Vatel is middle-aged and stout, but it is wholly understandable that Anne would be attracted to him as a man of strength and character. As staunch as the relationship between Conde and Vatel is, both nobleman and his steward live in a world as precarious as that of Anne, who realistically remarks that she has no way of knowing whether she is merely a momentary diversion from the king's renowned favorite Athenais de Montespan (Marine Delterme) or whether she'll end up a duchess....
In production design (by Jean Rabasse) and costume design (by Yvonne de Lassinot de Nesle) "Vatel" is a landmark in world cinema not merely for sheer grandeur but also attention to dense authenticity. As superb as the settings are, Joffe and Tom Stoppard, in adapting Jeanne Labrune's original screenplay, do not let them overwhelm their people--although the scenery may crush them literally as well as symbolically.
Depardieu is perfectly cast as Vatel, an actual historic figure, at once a man of the people, a patriot and a true artist as well as an artisan of varied and highly developed skill. Thurman is equally fine as the gallant Anne, with Roth suitably nasty, Glover appropriately noble as Conde and Sands a delight as Louis, whom he plays as the shrewdest of fops. (On his best day Louis was never as handsome as Sands, but the actor hits just the right note of witty hauteur.) Arielle Dombasle is the lovely, fearless Princess de Conde. The evocative score is by none other than Ennio Morricone....
Boldly distinctive in its depiction of individuals caught up in a veritable infernal machine designed solely to give pleasure to a monarch, "Vatel" is a timeless tale of love and sacrifice in a world as opulent as it is cruel.
The heartlessness of Louis XIV is perhaps overemphasized in the film, for as Madame de Sévigné wrote in the account which had been passed on to her, the King was sympathetic to Vatel and horrified to hear that the royal visit had precipitated the chef's suicide. "The King said that he hadn't been to Chantilly for five years because he knew how much strain his visits caused," recorded Madame. Later it became easier on everyone for Louis XIV to keep all the nobles at Versailles, where he could keep them under his eye without sending them into bankruptcy, as often happened when they tried to entertain him independently.
Vatel is a sumptuous film for anyone who is interested in French history and culture. The kitchens of chefs such as Vatel can be likened unto the most creative art studios on earth.

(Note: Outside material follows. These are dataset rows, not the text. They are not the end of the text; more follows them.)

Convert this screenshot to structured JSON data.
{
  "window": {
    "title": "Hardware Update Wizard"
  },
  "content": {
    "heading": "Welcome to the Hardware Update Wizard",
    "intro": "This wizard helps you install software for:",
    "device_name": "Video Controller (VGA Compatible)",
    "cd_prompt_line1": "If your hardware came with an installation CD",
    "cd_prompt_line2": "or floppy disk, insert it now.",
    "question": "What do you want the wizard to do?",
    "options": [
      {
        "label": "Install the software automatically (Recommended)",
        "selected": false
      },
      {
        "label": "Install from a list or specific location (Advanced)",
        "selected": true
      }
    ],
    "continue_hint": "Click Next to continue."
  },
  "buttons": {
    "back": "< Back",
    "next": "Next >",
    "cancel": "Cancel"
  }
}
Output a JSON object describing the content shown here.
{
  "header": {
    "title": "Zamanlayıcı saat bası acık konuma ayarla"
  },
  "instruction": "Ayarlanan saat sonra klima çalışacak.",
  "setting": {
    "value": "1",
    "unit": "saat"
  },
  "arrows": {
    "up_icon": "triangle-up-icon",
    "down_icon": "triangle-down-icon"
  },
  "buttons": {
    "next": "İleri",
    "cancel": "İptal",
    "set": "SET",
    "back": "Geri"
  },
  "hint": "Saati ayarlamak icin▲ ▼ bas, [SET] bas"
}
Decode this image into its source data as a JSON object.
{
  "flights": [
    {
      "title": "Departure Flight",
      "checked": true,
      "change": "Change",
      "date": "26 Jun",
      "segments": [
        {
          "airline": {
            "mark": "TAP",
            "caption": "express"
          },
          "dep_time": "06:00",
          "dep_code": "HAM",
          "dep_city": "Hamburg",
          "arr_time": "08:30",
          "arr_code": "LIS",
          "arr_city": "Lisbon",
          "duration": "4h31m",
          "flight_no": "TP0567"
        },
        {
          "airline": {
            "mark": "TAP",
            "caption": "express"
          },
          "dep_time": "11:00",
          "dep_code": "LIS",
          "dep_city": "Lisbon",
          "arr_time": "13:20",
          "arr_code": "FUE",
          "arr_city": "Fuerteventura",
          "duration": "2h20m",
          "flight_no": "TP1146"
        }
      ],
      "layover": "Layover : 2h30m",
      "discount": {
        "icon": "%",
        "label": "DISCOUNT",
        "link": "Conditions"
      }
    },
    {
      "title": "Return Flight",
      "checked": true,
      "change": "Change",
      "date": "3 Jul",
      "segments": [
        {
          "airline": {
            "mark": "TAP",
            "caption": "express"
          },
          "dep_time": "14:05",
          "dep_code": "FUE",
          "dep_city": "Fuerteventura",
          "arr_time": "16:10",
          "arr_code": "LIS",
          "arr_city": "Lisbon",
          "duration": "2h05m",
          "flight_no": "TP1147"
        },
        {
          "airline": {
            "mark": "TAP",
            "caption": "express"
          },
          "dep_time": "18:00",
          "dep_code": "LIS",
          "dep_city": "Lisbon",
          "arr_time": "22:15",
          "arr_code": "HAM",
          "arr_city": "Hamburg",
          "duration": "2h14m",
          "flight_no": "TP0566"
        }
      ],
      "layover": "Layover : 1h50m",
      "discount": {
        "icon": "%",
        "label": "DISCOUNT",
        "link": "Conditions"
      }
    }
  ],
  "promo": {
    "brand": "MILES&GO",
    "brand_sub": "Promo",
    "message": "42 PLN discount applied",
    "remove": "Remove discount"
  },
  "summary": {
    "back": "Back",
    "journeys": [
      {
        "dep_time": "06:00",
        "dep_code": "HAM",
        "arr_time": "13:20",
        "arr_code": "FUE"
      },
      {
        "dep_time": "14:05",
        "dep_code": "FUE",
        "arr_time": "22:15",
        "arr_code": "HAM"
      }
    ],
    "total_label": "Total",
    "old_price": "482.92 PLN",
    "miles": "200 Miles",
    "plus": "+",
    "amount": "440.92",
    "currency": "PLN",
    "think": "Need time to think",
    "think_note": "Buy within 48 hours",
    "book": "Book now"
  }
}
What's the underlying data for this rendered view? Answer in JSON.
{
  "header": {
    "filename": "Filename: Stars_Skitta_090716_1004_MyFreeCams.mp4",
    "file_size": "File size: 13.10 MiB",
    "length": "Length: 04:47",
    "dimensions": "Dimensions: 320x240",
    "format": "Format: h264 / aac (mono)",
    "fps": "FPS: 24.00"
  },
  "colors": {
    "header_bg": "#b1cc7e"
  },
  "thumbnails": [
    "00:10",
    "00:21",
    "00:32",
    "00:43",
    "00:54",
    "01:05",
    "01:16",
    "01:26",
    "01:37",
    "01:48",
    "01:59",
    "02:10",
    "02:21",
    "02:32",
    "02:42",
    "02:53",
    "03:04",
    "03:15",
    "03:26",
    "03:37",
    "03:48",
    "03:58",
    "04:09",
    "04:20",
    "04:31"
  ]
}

How music, art, food, dance, and intrigue all came together at a court banquet was a mesmerizing yet agonizing process which the viewer is permitted to glimpse.